■ Work to be completed
Give back the records below exactly, omitting the pictures.

■ Provided entries
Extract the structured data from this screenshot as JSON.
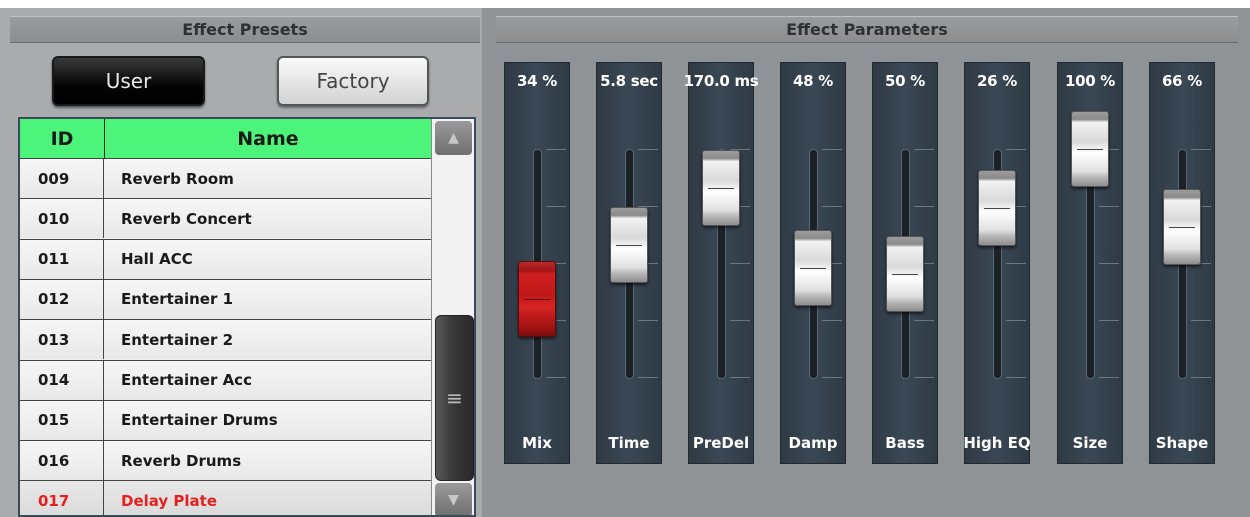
{
  "headers": {
    "presets_title": "Effect Presets",
    "params_title": "Effect Parameters"
  },
  "bank_buttons": {
    "user_label": "User",
    "factory_label": "Factory",
    "active": "User"
  },
  "preset_table": {
    "col_id": "ID",
    "col_name": "Name",
    "rows": [
      {
        "id": "009",
        "name": "Reverb Room"
      },
      {
        "id": "010",
        "name": "Reverb Concert"
      },
      {
        "id": "011",
        "name": "Hall ACC"
      },
      {
        "id": "012",
        "name": "Entertainer 1"
      },
      {
        "id": "013",
        "name": "Entertainer 2"
      },
      {
        "id": "014",
        "name": "Entertainer Acc"
      },
      {
        "id": "015",
        "name": "Entertainer Drums"
      },
      {
        "id": "016",
        "name": "Reverb Drums"
      },
      {
        "id": "017",
        "name": "Delay Plate"
      }
    ],
    "selected_id": "017",
    "scroll_up_icon": "triangle-up-icon",
    "scroll_down_icon": "triangle-down-icon",
    "scroll_thumb_icon": "grip-lines-icon"
  },
  "faders": [
    {
      "name": "Mix",
      "value": "34 %",
      "level": 0.34,
      "color": "#c81c1c"
    },
    {
      "name": "Time",
      "value": "5.8 sec",
      "level": 0.58,
      "color": "#e0e0e0"
    },
    {
      "name": "PreDel",
      "value": "170.0 ms",
      "level": 0.83,
      "color": "#e0e0e0"
    },
    {
      "name": "Damp",
      "value": "48 %",
      "level": 0.48,
      "color": "#e0e0e0"
    },
    {
      "name": "Bass",
      "value": "50 %",
      "level": 0.45,
      "color": "#e0e0e0"
    },
    {
      "name": "High EQ",
      "value": "26 %",
      "level": 0.74,
      "color": "#e0e0e0"
    },
    {
      "name": "Size",
      "value": "100 %",
      "level": 1.0,
      "color": "#e0e0e0"
    },
    {
      "name": "Shape",
      "value": "66 %",
      "level": 0.66,
      "color": "#e0e0e0"
    }
  ],
  "colors": {
    "header_green": "#4cf47a",
    "selected_text": "#e62020",
    "fader_strip": "#34414d"
  }
}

■ Response area
Extract the structured data from this screenshot as JSON.
{
  "headers": {
    "presets_title": "Effect Presets",
    "params_title": "Effect Parameters"
  },
  "bank_buttons": {
    "user_label": "User",
    "factory_label": "Factory",
    "active": "User"
  },
  "preset_table": {
    "col_id": "ID",
    "col_name": "Name",
    "rows": [
      {
        "id": "009",
        "name": "Reverb Room"
      },
      {
        "id": "010",
        "name": "Reverb Concert"
      },
      {
        "id": "011",
        "name": "Hall ACC"
      },
      {
        "id": "012",
        "name": "Entertainer 1"
      },
      {
        "id": "013",
        "name": "Entertainer 2"
      },
      {
        "id": "014",
        "name": "Entertainer Acc"
      },
      {
        "id": "015",
        "name": "Entertainer Drums"
      },
      {
        "id": "016",
        "name": "Reverb Drums"
      },
      {
        "id": "017",
        "name": "Delay Plate"
      }
    ],
    "selected_id": "017",
    "scroll_up_icon": "triangle-up-icon",
    "scroll_down_icon": "triangle-down-icon",
    "scroll_thumb_icon": "grip-lines-icon"
  },
  "faders": [
    {
      "name": "Mix",
      "value": "34 %",
      "level": 0.34,
      "color": "#c81c1c"
    },
    {
      "name": "Time",
      "value": "5.8 sec",
      "level": 0.58,
      "color": "#e0e0e0"
    },
    {
      "name": "PreDel",
      "value": "170.0 ms",
      "level": 0.83,
      "color": "#e0e0e0"
    },
    {
      "name": "Damp",
      "value": "48 %",
      "level": 0.48,
      "color": "#e0e0e0"
    },
    {
      "name": "Bass",
      "value": "50 %",
      "level": 0.45,
      "color": "#e0e0e0"
    },
    {
      "name": "High EQ",
      "value": "26 %",
      "level": 0.74,
      "color": "#e0e0e0"
    },
    {
      "name": "Size",
      "value": "100 %",
      "level": 1.0,
      "color": "#e0e0e0"
    },
    {
      "name": "Shape",
      "value": "66 %",
      "level": 0.66,
      "color": "#e0e0e0"
    }
  ],
  "colors": {
    "header_green": "#4cf47a",
    "selected_text": "#e62020",
    "fader_strip": "#34414d"
  }
}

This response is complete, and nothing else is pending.